(Supplied entries begins)
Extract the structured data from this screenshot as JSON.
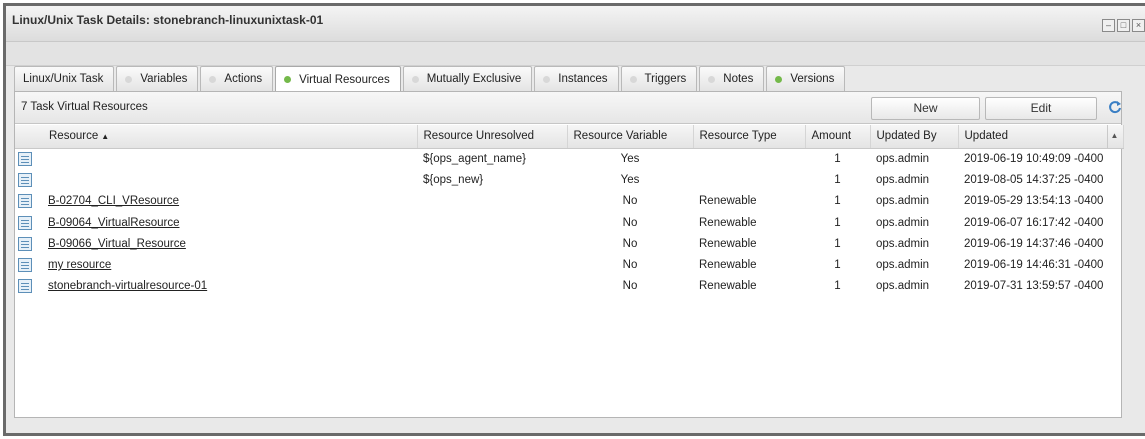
{
  "window": {
    "title": "Linux/Unix Task Details: stonebranch-linuxunixtask-01"
  },
  "tabs": [
    {
      "label": "Linux/Unix Task",
      "dot": "none"
    },
    {
      "label": "Variables",
      "dot": "grey"
    },
    {
      "label": "Actions",
      "dot": "grey"
    },
    {
      "label": "Virtual Resources",
      "dot": "green",
      "active": true
    },
    {
      "label": "Mutually Exclusive",
      "dot": "grey"
    },
    {
      "label": "Instances",
      "dot": "grey"
    },
    {
      "label": "Triggers",
      "dot": "grey"
    },
    {
      "label": "Notes",
      "dot": "grey"
    },
    {
      "label": "Versions",
      "dot": "green"
    }
  ],
  "panel": {
    "count_label": "7 Task Virtual Resources",
    "new_label": "New",
    "edit_label": "Edit",
    "refresh_icon": "refresh-icon"
  },
  "table": {
    "columns": [
      "Resource",
      "Resource Unresolved",
      "Resource Variable",
      "Resource Type",
      "Amount",
      "Updated By",
      "Updated"
    ],
    "sort_column": "Resource",
    "sort_dir": "asc",
    "rows": [
      {
        "resource": "",
        "unresolved": "${ops_agent_name}",
        "variable": "Yes",
        "type": "",
        "amount": "1",
        "updated_by": "ops.admin",
        "updated": "2019-06-19 10:49:09 -0400"
      },
      {
        "resource": "",
        "unresolved": "${ops_new}",
        "variable": "Yes",
        "type": "",
        "amount": "1",
        "updated_by": "ops.admin",
        "updated": "2019-08-05 14:37:25 -0400"
      },
      {
        "resource": "B-02704_CLI_VResource",
        "unresolved": "",
        "variable": "No",
        "type": "Renewable",
        "amount": "1",
        "updated_by": "ops.admin",
        "updated": "2019-05-29 13:54:13 -0400"
      },
      {
        "resource": "B-09064_VirtualResource",
        "unresolved": "",
        "variable": "No",
        "type": "Renewable",
        "amount": "1",
        "updated_by": "ops.admin",
        "updated": "2019-06-07 16:17:42 -0400"
      },
      {
        "resource": "B-09066_Virtual_Resource",
        "unresolved": "",
        "variable": "No",
        "type": "Renewable",
        "amount": "1",
        "updated_by": "ops.admin",
        "updated": "2019-06-19 14:37:46 -0400"
      },
      {
        "resource": "my resource",
        "unresolved": "",
        "variable": "No",
        "type": "Renewable",
        "amount": "1",
        "updated_by": "ops.admin",
        "updated": "2019-06-19 14:46:31 -0400"
      },
      {
        "resource": "stonebranch-virtualresource-01",
        "unresolved": "",
        "variable": "No",
        "type": "Renewable",
        "amount": "1",
        "updated_by": "ops.admin",
        "updated": "2019-07-31 13:59:57 -0400"
      }
    ]
  }
}
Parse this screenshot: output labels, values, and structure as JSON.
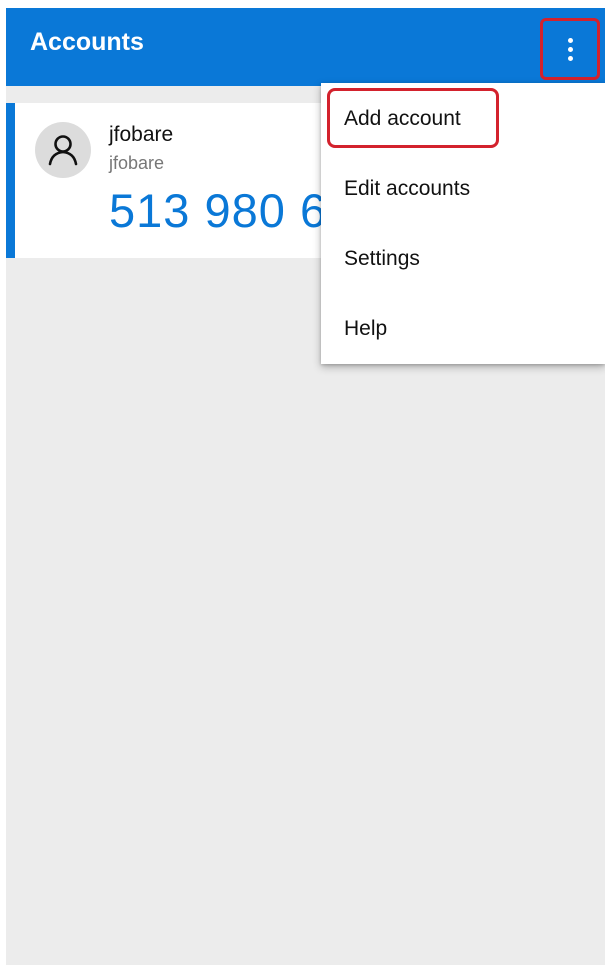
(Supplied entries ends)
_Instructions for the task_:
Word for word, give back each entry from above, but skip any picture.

_Your response_:
Extract the structured data from this screenshot as JSON.
{
  "window": {
    "title": "Linux/Unix Task Details: stonebranch-linuxunixtask-01"
  },
  "tabs": [
    {
      "label": "Linux/Unix Task",
      "dot": "none"
    },
    {
      "label": "Variables",
      "dot": "grey"
    },
    {
      "label": "Actions",
      "dot": "grey"
    },
    {
      "label": "Virtual Resources",
      "dot": "green",
      "active": true
    },
    {
      "label": "Mutually Exclusive",
      "dot": "grey"
    },
    {
      "label": "Instances",
      "dot": "grey"
    },
    {
      "label": "Triggers",
      "dot": "grey"
    },
    {
      "label": "Notes",
      "dot": "grey"
    },
    {
      "label": "Versions",
      "dot": "green"
    }
  ],
  "panel": {
    "count_label": "7 Task Virtual Resources",
    "new_label": "New",
    "edit_label": "Edit",
    "refresh_icon": "refresh-icon"
  },
  "table": {
    "columns": [
      "Resource",
      "Resource Unresolved",
      "Resource Variable",
      "Resource Type",
      "Amount",
      "Updated By",
      "Updated"
    ],
    "sort_column": "Resource",
    "sort_dir": "asc",
    "rows": [
      {
        "resource": "",
        "unresolved": "${ops_agent_name}",
        "variable": "Yes",
        "type": "",
        "amount": "1",
        "updated_by": "ops.admin",
        "updated": "2019-06-19 10:49:09 -0400"
      },
      {
        "resource": "",
        "unresolved": "${ops_new}",
        "variable": "Yes",
        "type": "",
        "amount": "1",
        "updated_by": "ops.admin",
        "updated": "2019-08-05 14:37:25 -0400"
      },
      {
        "resource": "B-02704_CLI_VResource",
        "unresolved": "",
        "variable": "No",
        "type": "Renewable",
        "amount": "1",
        "updated_by": "ops.admin",
        "updated": "2019-05-29 13:54:13 -0400"
      },
      {
        "resource": "B-09064_VirtualResource",
        "unresolved": "",
        "variable": "No",
        "type": "Renewable",
        "amount": "1",
        "updated_by": "ops.admin",
        "updated": "2019-06-07 16:17:42 -0400"
      },
      {
        "resource": "B-09066_Virtual_Resource",
        "unresolved": "",
        "variable": "No",
        "type": "Renewable",
        "amount": "1",
        "updated_by": "ops.admin",
        "updated": "2019-06-19 14:37:46 -0400"
      },
      {
        "resource": "my resource",
        "unresolved": "",
        "variable": "No",
        "type": "Renewable",
        "amount": "1",
        "updated_by": "ops.admin",
        "updated": "2019-06-19 14:46:31 -0400"
      },
      {
        "resource": "stonebranch-virtualresource-01",
        "unresolved": "",
        "variable": "No",
        "type": "Renewable",
        "amount": "1",
        "updated_by": "ops.admin",
        "updated": "2019-07-31 13:59:57 -0400"
      }
    ]
  }
}
Parse this screenshot: output labels, values, and structure as JSON.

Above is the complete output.